STUDY MATERIAL.
━━━━━━━━━━━━━━━━━━━━━━━━━━━━━━
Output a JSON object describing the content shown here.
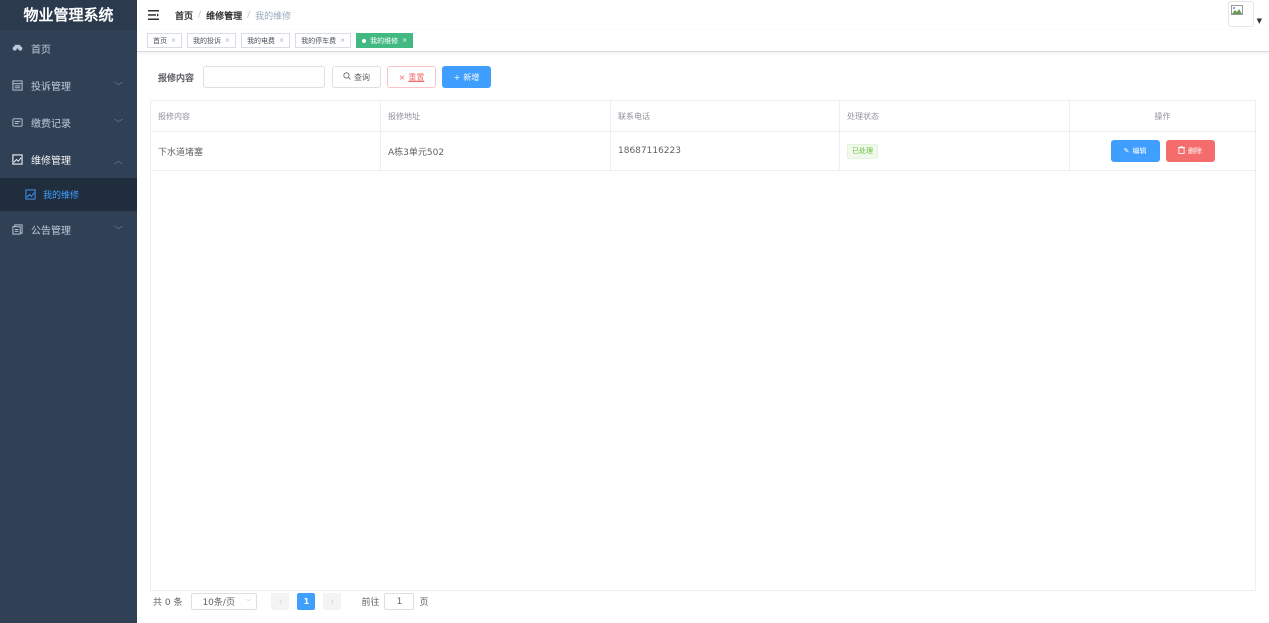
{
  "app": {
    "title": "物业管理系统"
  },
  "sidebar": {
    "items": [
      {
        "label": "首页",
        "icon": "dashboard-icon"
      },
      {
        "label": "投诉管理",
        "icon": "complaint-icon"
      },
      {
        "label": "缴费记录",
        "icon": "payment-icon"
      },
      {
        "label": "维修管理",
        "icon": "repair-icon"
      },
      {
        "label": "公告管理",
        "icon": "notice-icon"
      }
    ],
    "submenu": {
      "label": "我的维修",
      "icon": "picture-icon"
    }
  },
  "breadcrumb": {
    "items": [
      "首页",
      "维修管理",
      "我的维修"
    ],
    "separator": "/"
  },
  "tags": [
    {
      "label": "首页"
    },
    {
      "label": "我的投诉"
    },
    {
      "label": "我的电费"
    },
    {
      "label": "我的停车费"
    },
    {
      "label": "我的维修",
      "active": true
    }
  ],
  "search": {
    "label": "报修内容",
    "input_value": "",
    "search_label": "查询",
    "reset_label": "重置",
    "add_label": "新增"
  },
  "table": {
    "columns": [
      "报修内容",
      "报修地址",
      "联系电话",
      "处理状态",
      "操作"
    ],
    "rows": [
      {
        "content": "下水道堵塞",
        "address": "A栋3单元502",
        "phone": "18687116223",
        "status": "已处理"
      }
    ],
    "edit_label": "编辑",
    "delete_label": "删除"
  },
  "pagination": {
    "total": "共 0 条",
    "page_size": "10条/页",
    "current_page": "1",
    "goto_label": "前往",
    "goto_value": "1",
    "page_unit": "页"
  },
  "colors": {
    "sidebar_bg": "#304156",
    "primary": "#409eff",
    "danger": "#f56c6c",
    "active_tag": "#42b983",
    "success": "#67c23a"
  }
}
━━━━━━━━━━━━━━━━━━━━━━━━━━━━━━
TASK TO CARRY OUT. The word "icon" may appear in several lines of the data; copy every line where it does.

FINAL ANSWER.
        "icon": "dashboard-icon"
        "icon": "complaint-icon"
        "icon": "payment-icon"
        "icon": "repair-icon"
        "icon": "notice-icon"
      "icon": "picture-icon"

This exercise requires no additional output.